Data entries:
- - - - - - -
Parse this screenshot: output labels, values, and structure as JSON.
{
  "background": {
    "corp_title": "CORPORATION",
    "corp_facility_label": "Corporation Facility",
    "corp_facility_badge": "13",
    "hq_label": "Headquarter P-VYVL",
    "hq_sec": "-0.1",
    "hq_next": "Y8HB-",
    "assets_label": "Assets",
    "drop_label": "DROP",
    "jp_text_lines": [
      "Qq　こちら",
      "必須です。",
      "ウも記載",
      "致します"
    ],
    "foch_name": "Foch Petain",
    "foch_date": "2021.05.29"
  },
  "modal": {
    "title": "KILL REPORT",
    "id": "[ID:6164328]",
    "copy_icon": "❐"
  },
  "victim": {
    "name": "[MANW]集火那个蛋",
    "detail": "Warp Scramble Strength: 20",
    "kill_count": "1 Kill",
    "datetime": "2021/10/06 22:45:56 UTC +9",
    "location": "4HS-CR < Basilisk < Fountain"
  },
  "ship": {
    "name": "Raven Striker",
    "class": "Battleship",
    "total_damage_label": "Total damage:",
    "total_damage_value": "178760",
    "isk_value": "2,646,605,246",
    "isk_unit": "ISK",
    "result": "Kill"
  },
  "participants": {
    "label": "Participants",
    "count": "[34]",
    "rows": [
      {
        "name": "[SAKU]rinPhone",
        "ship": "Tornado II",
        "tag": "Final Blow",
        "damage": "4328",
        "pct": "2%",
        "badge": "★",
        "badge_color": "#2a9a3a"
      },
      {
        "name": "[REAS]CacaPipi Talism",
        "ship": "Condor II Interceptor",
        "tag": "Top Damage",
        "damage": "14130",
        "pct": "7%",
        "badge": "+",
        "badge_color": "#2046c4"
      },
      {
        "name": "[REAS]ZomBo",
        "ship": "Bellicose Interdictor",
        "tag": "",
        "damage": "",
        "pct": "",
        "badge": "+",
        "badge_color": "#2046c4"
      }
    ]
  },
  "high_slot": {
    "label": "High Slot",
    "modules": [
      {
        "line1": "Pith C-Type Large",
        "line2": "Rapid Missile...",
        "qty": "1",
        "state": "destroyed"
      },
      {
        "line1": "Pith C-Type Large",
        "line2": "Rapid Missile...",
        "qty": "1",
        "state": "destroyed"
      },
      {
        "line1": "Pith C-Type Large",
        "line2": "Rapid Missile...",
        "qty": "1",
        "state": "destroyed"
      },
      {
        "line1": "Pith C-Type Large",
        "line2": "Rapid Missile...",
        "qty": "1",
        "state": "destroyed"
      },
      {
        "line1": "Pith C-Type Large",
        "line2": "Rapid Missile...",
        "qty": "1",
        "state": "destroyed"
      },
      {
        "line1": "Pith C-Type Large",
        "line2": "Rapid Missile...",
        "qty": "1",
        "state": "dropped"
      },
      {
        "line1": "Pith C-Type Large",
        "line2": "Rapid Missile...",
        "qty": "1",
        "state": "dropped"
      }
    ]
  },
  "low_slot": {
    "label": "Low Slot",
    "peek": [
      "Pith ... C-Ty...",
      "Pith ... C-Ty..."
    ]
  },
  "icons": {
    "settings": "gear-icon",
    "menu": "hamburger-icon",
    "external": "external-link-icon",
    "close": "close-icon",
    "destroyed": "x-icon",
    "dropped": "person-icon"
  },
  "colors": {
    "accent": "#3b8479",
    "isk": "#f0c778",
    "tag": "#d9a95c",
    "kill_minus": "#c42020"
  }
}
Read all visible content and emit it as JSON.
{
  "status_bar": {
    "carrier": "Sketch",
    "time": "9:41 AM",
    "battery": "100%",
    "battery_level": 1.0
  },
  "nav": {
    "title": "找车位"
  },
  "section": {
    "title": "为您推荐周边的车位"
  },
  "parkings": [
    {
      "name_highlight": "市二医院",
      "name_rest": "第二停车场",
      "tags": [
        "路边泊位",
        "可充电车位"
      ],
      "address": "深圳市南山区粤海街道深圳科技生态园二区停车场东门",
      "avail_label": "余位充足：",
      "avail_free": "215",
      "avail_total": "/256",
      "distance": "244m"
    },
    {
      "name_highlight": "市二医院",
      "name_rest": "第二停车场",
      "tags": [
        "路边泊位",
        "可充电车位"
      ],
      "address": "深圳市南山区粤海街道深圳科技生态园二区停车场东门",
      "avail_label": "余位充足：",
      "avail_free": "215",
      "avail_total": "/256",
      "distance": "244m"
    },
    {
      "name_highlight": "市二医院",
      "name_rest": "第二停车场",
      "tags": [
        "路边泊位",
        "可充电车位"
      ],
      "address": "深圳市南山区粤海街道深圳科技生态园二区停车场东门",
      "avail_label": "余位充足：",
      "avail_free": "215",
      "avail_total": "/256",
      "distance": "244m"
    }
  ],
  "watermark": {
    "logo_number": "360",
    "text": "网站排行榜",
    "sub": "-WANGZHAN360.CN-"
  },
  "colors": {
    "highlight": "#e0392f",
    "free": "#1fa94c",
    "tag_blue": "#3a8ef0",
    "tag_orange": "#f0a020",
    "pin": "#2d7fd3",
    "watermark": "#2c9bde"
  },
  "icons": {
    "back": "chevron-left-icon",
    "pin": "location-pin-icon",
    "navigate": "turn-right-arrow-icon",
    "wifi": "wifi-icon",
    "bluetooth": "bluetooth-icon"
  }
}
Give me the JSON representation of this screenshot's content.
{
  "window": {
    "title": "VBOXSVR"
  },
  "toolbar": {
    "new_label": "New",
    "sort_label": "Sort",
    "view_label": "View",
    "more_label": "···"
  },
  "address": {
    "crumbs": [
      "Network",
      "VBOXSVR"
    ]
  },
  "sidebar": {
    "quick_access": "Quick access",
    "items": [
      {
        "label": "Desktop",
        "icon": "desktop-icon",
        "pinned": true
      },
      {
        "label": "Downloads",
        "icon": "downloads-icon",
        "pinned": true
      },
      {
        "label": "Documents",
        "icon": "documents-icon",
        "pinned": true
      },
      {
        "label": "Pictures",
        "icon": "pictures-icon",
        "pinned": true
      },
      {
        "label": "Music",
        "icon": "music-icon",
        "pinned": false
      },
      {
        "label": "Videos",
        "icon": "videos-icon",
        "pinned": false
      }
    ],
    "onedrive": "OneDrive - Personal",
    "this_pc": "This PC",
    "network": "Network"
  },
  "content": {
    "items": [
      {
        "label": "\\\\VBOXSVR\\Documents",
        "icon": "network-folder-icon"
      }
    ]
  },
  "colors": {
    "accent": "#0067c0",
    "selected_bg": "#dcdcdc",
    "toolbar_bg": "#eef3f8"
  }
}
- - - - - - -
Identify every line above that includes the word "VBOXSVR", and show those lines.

    "title": "VBOXSVR"
      "VBOXSVR"
        "label": "\\\\VBOXSVR\\Documents",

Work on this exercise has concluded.